2.Enzymes. Most of the enzymes are globular proteins. It includes ribonuclease, lysozyme and many more. Ribonuclease is a globular protein secreted by pancreas in the small intestine. It contains about 124 amino acids residues. Most of these amino acids are present in β-form than the β-form. This enzyme brings about the hydrolysis of certain bonds in the RNAs present in the ingested food. Four disulfide bonds are also present in the loops providing stability to the structure.

(Source: Lodish et al, 2004)

Lysozyme is commonly found in egg white and human tears. In tears it hydrolysis the polysaccharides in the protective cell walls of some bacteria. Of the 129 amino acids residues present in lysozyme, 40% of it occur in α-helical segment arranged differently. Sometimes β-sheet structure are also present. The molecule has active sites for substrate binding and catalysis. The molecule has four disulphide bond which contribute to the stability to the structure.

(Source: Nelson et al,2000)

Fig. structure of lysozyme

(Source: lysozyme, n.d.)

Fibrous proteins

Fibrous proteins are long and cable-like structural proteins which are adapted for structural functions. Cytoskeletal proteins are the fibrous protein important for the structure of the cell.

(Source: Kratz, 2009)

The secondary structure is much more important than the tertiary structure in case of fibrous protein because they have extensive secondary structure giving them a repetitive structure. Silk fibroin, collagen, elastin and the keratin of hair and wool are some of the fibrous protein. Generally all fibrous proteins are insoluble in water as it as hydrophobic residues in the interior as well as on the exterior side.

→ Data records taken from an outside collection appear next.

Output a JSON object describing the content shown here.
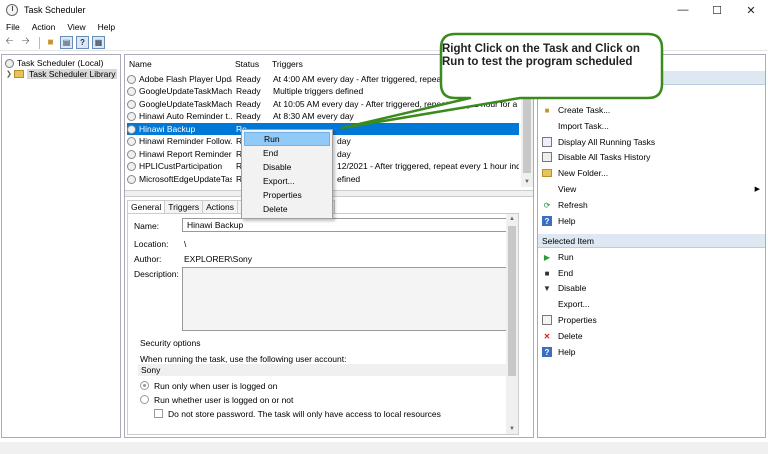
{
  "window": {
    "title": "Task Scheduler"
  },
  "menu": [
    "File",
    "Action",
    "View",
    "Help"
  ],
  "tree": {
    "root": "Task Scheduler (Local)",
    "library": "Task Scheduler Library"
  },
  "list": {
    "headers": {
      "name": "Name",
      "status": "Status",
      "triggers": "Triggers"
    },
    "rows": [
      {
        "name": "Adobe Flash Player Upda...",
        "status": "Ready",
        "triggers": "At 4:00 AM every day - After triggered, repeat every 1 hour for a duration of 1 day."
      },
      {
        "name": "GoogleUpdateTaskMachi...",
        "status": "Ready",
        "triggers": "Multiple triggers defined"
      },
      {
        "name": "GoogleUpdateTaskMachi...",
        "status": "Ready",
        "triggers": "At 10:05 AM every day - After triggered, repeat every 1 hour for a duratic"
      },
      {
        "name": "Hinawi Auto Reminder t...",
        "status": "Ready",
        "triggers": "At 8:30 AM every day"
      },
      {
        "name": "Hinawi Backup",
        "status": "Re",
        "triggers": ""
      },
      {
        "name": "Hinawi Reminder Follow...",
        "status": "Re",
        "triggers": "day"
      },
      {
        "name": "Hinawi Report Reminder",
        "status": "R",
        "triggers": "day"
      },
      {
        "name": "HPLICustParticipation",
        "status": "R",
        "triggers": "12/2021 - After triggered, repeat every 1 hour indefinit"
      },
      {
        "name": "MicrosoftEdgeUpdateTas...",
        "status": "R",
        "triggers": "efined"
      }
    ]
  },
  "tabs": [
    "General",
    "Triggers",
    "Actions",
    "Co",
    "ory"
  ],
  "general": {
    "name_label": "Name:",
    "name_value": "Hinawi Backup",
    "location_label": "Location:",
    "location_value": "\\",
    "author_label": "Author:",
    "author_value": "EXPLORER\\Sony",
    "description_label": "Description:",
    "security_title": "Security options",
    "account_text": "When running the task, use the following user account:",
    "account_value": "Sony",
    "radio1": "Run only when user is logged on",
    "radio2": "Run whether user is logged on or not",
    "check1": "Do not store password.  The task will only have access to local resources"
  },
  "context_menu": [
    "Run",
    "End",
    "Disable",
    "Export...",
    "Properties",
    "Delete"
  ],
  "actions": {
    "items1": [
      {
        "label": "Create Task...",
        "icon": "create-task-icon"
      },
      {
        "label": "Import Task...",
        "icon": "import-icon"
      },
      {
        "label": "Display All Running Tasks",
        "icon": "running-tasks-icon"
      },
      {
        "label": "Disable All Tasks History",
        "icon": "history-icon"
      },
      {
        "label": "New Folder...",
        "icon": "folder-icon"
      },
      {
        "label": "View",
        "icon": "view-icon"
      },
      {
        "label": "Refresh",
        "icon": "refresh-icon"
      },
      {
        "label": "Help",
        "icon": "help-icon"
      }
    ],
    "selected_header": "Selected Item",
    "items2": [
      {
        "label": "Run",
        "icon": "run-icon"
      },
      {
        "label": "End",
        "icon": "end-icon"
      },
      {
        "label": "Disable",
        "icon": "disable-icon"
      },
      {
        "label": "Export...",
        "icon": "export-icon"
      },
      {
        "label": "Properties",
        "icon": "properties-icon"
      },
      {
        "label": "Delete",
        "icon": "delete-icon"
      },
      {
        "label": "Help",
        "icon": "help-icon"
      }
    ]
  },
  "callout": {
    "text": "Right Click on the Task and Click on Run to test the program scheduled",
    "color": "#3a8a1e"
  },
  "colors": {
    "selection": "#0078d7",
    "menu_highlight": "#91c9f7",
    "actions_header": "#dde8f2"
  }
}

(Source: Becker et al, 2006)

Example : α-keratin. It is a fibrous protein that is found in the hair, wools, nails, claws, horns, hooves, feathers and on the outer surface of the skin. Francis Crick and Linus Pauling in early 1950s described the structure of α-keratin. They said that the two alpha helices oriented in parallel are twisted about one another to form a super twisted coil. The supertwisting of the α- helices provides the overall strength of the α-keratin. The twisting of the α-keratin is left handed and is just opposite to that of α-helix. The surfaces where the two α-helices touch each other are made up of hydrophobic amino acid residue and their R-group combine in the interlocking pattern. This enables the polypeptide chain to be closely packed within the supertwist. The two α-helices intertwine to form a quaternary structure which is much more complex. Such structures are found in the intermediate filament of hair. The presence of cross-linking (disulpide bond) between the polypeptide chains in the alpha keratin also provides strength to the structure.

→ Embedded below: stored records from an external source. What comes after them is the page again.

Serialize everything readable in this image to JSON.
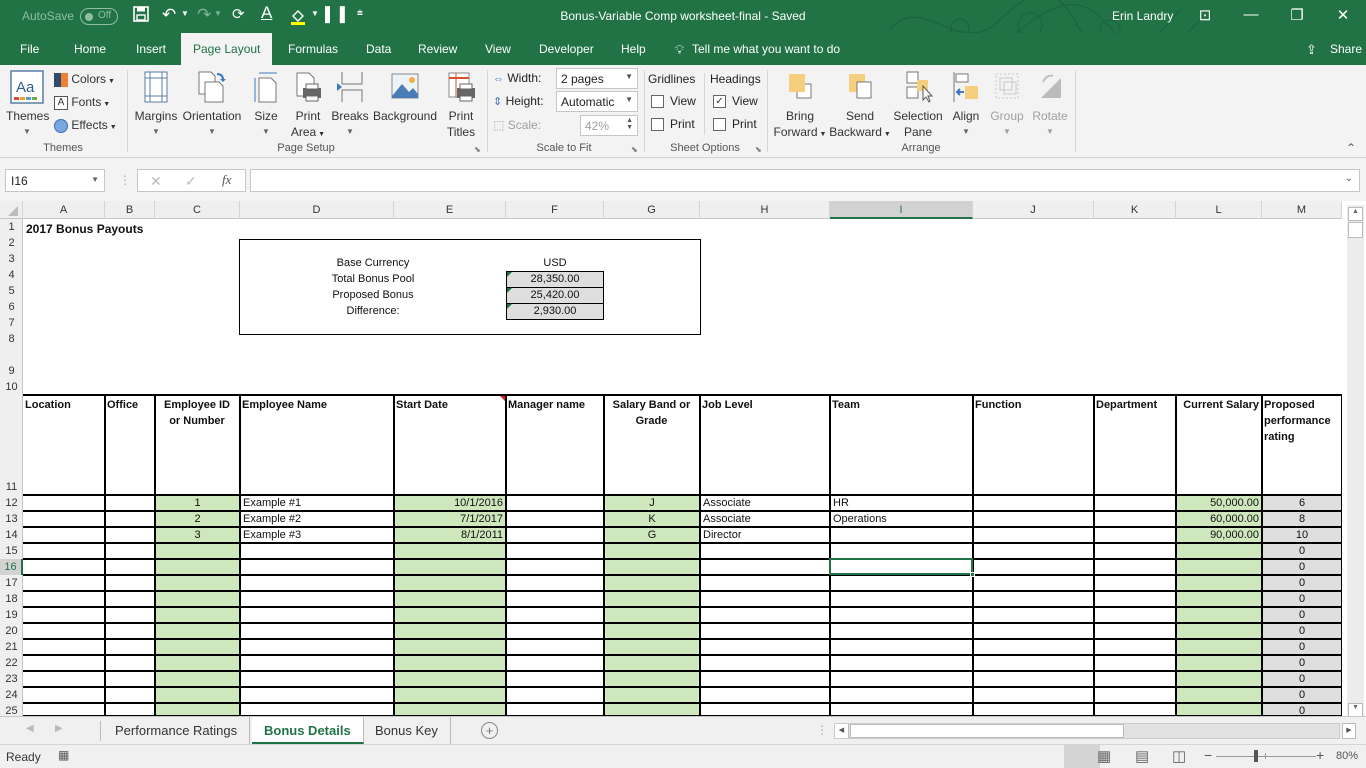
{
  "titlebar": {
    "autosave_label": "AutoSave",
    "autosave_state": "Off",
    "doc_title": "Bonus-Variable Comp worksheet-final  -  Saved",
    "user_name": "Erin Landry",
    "qat_icons": [
      "save-icon",
      "undo-icon",
      "redo-icon",
      "refresh-icon",
      "font-color-icon",
      "fill-color-icon",
      "merge-icon",
      "customize-qat-icon"
    ],
    "window_icons": {
      "ribbon_display": "⊡",
      "minimize": "—",
      "restore": "❐",
      "close": "✕"
    }
  },
  "tabs": [
    {
      "label": "File"
    },
    {
      "label": "Home"
    },
    {
      "label": "Insert"
    },
    {
      "label": "Page Layout",
      "active": true
    },
    {
      "label": "Formulas"
    },
    {
      "label": "Data"
    },
    {
      "label": "Review"
    },
    {
      "label": "View"
    },
    {
      "label": "Developer"
    },
    {
      "label": "Help"
    }
  ],
  "tell_me": "Tell me what you want to do",
  "share_label": "Share",
  "ribbon": {
    "themes_group": {
      "label": "Themes",
      "themes": "Themes",
      "colors": "Colors",
      "fonts": "Fonts",
      "effects": "Effects"
    },
    "page_setup_group": {
      "label": "Page Setup",
      "margins": "Margins",
      "orientation": "Orientation",
      "size": "Size",
      "print_area_1": "Print",
      "print_area_2": "Area",
      "breaks": "Breaks",
      "background": "Background",
      "print_titles_1": "Print",
      "print_titles_2": "Titles"
    },
    "scale_group": {
      "label": "Scale to Fit",
      "width_label": "Width:",
      "width_value": "2 pages",
      "height_label": "Height:",
      "height_value": "Automatic",
      "scale_label": "Scale:",
      "scale_value": "42%"
    },
    "sheet_options_group": {
      "label": "Sheet Options",
      "gridlines": "Gridlines",
      "headings": "Headings",
      "view": "View",
      "print": "Print",
      "gridlines_view": false,
      "gridlines_print": false,
      "headings_view": true,
      "headings_print": false
    },
    "arrange_group": {
      "label": "Arrange",
      "bring_1": "Bring",
      "bring_2": "Forward",
      "send_1": "Send",
      "send_2": "Backward",
      "selection_1": "Selection",
      "selection_2": "Pane",
      "align": "Align",
      "group": "Group",
      "rotate": "Rotate"
    }
  },
  "formula_bar": {
    "name_box": "I16",
    "formula": "",
    "cancel": "✕",
    "enter": "✓",
    "fx": "fx"
  },
  "columns": [
    "A",
    "B",
    "C",
    "D",
    "E",
    "F",
    "G",
    "H",
    "I",
    "J",
    "K",
    "L",
    "M"
  ],
  "selected_column": "I",
  "rows": [
    "1",
    "2",
    "3",
    "4",
    "5",
    "6",
    "7",
    "8",
    "9",
    "10",
    "11",
    "12",
    "13",
    "14",
    "15",
    "16",
    "17",
    "18",
    "19",
    "20",
    "21",
    "22",
    "23",
    "24",
    "25"
  ],
  "selected_row": "16",
  "sheet": {
    "title": "2017 Bonus Payouts",
    "summary": {
      "base_currency_label": "Base Currency",
      "base_currency_value": "USD",
      "total_pool_label": "Total Bonus Pool",
      "total_pool_value": "28,350.00",
      "proposed_label": "Proposed Bonus",
      "proposed_value": "25,420.00",
      "difference_label": "Difference:",
      "difference_value": "2,930.00"
    },
    "headers": [
      "Location",
      "Office",
      "Employee ID or Number",
      "Employee Name",
      "Start Date",
      "Manager name",
      "Salary Band or Grade",
      "Job Level",
      "Team",
      "Function",
      "Department",
      "Current Salary",
      "Proposed performance rating"
    ],
    "data_rows": [
      {
        "id": "1",
        "name": "Example #1",
        "start": "10/1/2016",
        "grade": "J",
        "level": "Associate",
        "team": "HR",
        "salary": "50,000.00",
        "rating": "6"
      },
      {
        "id": "2",
        "name": "Example #2",
        "start": "7/1/2017",
        "grade": "K",
        "level": "Associate",
        "team": "Operations",
        "salary": "60,000.00",
        "rating": "8"
      },
      {
        "id": "3",
        "name": "Example #3",
        "start": "8/1/2011",
        "grade": "G",
        "level": "Director",
        "team": "",
        "salary": "90,000.00",
        "rating": "10"
      }
    ],
    "empty_rating": "0"
  },
  "sheet_tabs": [
    {
      "label": "Performance Ratings"
    },
    {
      "label": "Bonus Details",
      "active": true
    },
    {
      "label": "Bonus Key"
    }
  ],
  "status": {
    "ready": "Ready",
    "zoom": "80%",
    "zoom_fraction": 0.4
  }
}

(Source: Nelson et al, (2005).

Example to show that the primary structure (i.e sequence of amino acid) determines the tertiary structure of protein and how the tertiary structure determines the function.

In case of person suffering from sickle celled anemia, the RBCs are distorted from their normal disc shaped into the sickle shaped structure. Due to this they block the blood vessels impeding the blood flow. This condition has resulted from the slight change in the hemoglobin within RBCs. In the distorted RBCs, the haemoglobin has a normal α-chain, but the β-chain have one different amino acid. Usually the glutamate which is present at the specific position on the sixth residue from the N-terminus is replaced by the valine and the other 145 sequence are in their correct order. This single substitution changes the tertiary structure of β-sheet and the haemoglobin molecule tends to crystalize deforming the shape of RBCs into sickle shaped. The sickle shaped RBCs have low oxygen affinity and therefore it functions differently than the normal disc shaped RBCs.

This shows that the sequence of amino acids determines the tertiary structure of protein and the tertiary structure is responsible for determining the function of protein.